Representatives of B.C.’s hospitality industry are slamming the City of Vancouver’s new public patio guidelines, which they say will cost businesses time and thousands of dollars.
The city released the new 34-page guideline package this week, which is meant to formalize the Temporary Expedited Patio Program, created in the early days of the pandemic to allow sidewalk and curbside patios.
Council voted in September to make the program permanent.
The B.C. Restaurant and Foodservices Association (BCRFA) and the B.C. Craft Brewers Guild say those guidelines will bog down what was a simple process and lifeline for small businesses in red tape, and add a price tag of about $5,000 for approval of a six square-metre patio.
“It’s going to require actual architectural drawings for your outside and your inside, which is going to cost about $3,000 and a lot of time, if you can find an architect, plus $283 and an application fee … plus square footage charges,” BCRFA president Ian Tostenson told Global News.
“It’s completely tone deaf. The city of Vancouver doesn’t understand that we are still in a pandemic and they’re sort of living in another world over there on W. 12th.”
Under the TEPP program, patio permit applications had been free.
Tostenson said even if a business could locate an architect and cover the cost of fees, they’d have to get the work done and submitted within four weeks, which he said was unrealistic.
A spokesperson for the City of Vancouver clarified Friday that the “architectural drawings” required for the applications do not need to be created by a certified professional, and need only be two-dimensional drafted line drawings to scale with accurate dimensions and labelling.
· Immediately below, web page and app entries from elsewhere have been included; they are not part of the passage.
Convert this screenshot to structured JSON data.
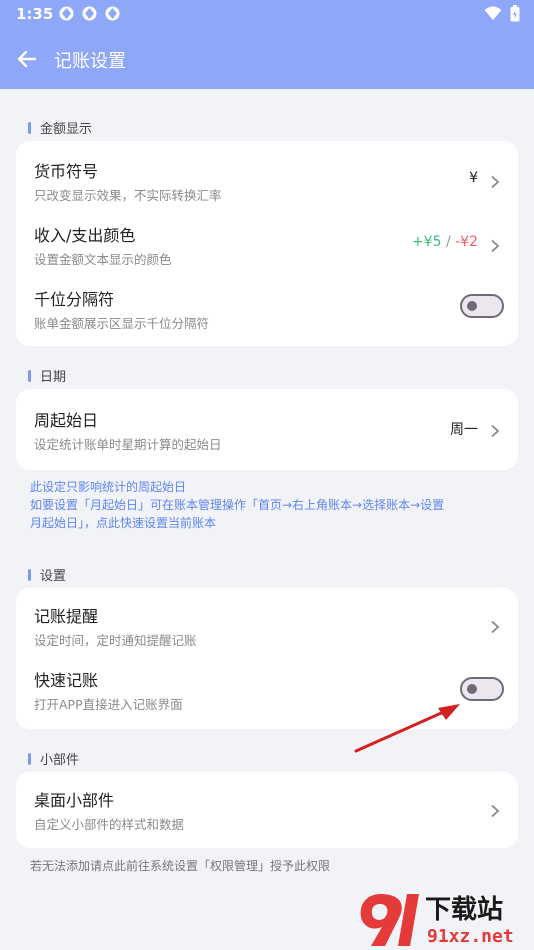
{
  "status": {
    "time": "1:35"
  },
  "header": {
    "title": "记账设置"
  },
  "sections": {
    "amount": {
      "title": "金额显示",
      "currency": {
        "title": "货币符号",
        "desc": "只改变显示效果，不实际转换汇率",
        "value": "¥"
      },
      "colors": {
        "title": "收入/支出颜色",
        "desc": "设置金额文本显示的颜色",
        "income": "+¥5",
        "sep": " / ",
        "expense": "-¥2",
        "income_color": "#3dbb80",
        "expense_color": "#ee5f6a"
      },
      "separator": {
        "title": "千位分隔符",
        "desc": "账单金额展示区显示千位分隔符",
        "enabled": false
      }
    },
    "date": {
      "title": "日期",
      "week_start": {
        "title": "周起始日",
        "desc": "设定统计账单时星期计算的起始日",
        "value": "周一"
      },
      "note_line1": "此设定只影响统计的周起始日",
      "note_line2": "如要设置「月起始日」可在账本管理操作「首页→右上角账本→选择账本→设置",
      "note_line3": "月起始日」，点此快速设置当前账本"
    },
    "settings": {
      "title": "设置",
      "reminder": {
        "title": "记账提醒",
        "desc": "设定时间，定时通知提醒记账"
      },
      "quick": {
        "title": "快速记账",
        "desc": "打开APP直接进入记账界面",
        "enabled": false
      }
    },
    "widget": {
      "title": "小部件",
      "desktop": {
        "title": "桌面小部件",
        "desc": "自定义小部件的样式和数据"
      },
      "note": "若无法添加请点此前往系统设置「权限管理」授予此权限"
    }
  },
  "watermark": {
    "brand": "下载站",
    "site": "91xz.net"
  },
  "colors": {
    "accent": "#8ea7f8",
    "link": "#5f85f0"
  }
}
The drawings are necessary to ensure patios “meet accessibility and safety needs,” the city said.
Lisa Parker, director of public space and street use for the City of Vancouver, said the new guidelines aim to keep the positive aspects of the patio program while transforming the temporary measure into permanent regulations.
“We’re really seeing this as an opportunity to standardize and move this forward as a new norm, a way of supporting the patio culture in a meaningful way moving forward, but also looking at some of the aspects over two few years that we heard, concerns we really needed to ensure we were approaching with consideration around accessibility and road safety in particular,” she said.
Parker said city staff had acted under direction from council last fall, and that the changes were necessary to ensure there was standardization and proper documentation for street patios as a permanent feature of the city.
Asked about concerns around the cost and bureaucracy involved, Parker said the city was open to “solution-oriented” feedback.
“We’ve gotten to today by really relying on those strong partners, so what we want to do is ensure we can come to the table, really hear the feedback, work through it together, and find ways to allow that to move forward. We’re really at the table in a listening perspective.”
According to the city, there were about 700 patios using road space in 2021.
Tostenson said street patios remain a critical boost for pandemic-beleaguered restaurants, contributing about a 30-per cent revenue boost and providing a safe and comfortable environment for people who still have safety concerns about COVID-19.
He said businesses accept that some form of application fee is necessary to cover the costs of administration, but that square-footage fees remain too onerous, and the need for architectural drawings should be scrapped.
Editor’s Note: This story has been updated with a clarification from the City of Vancouver about the patio renderings businesses must provide as a part of their applications.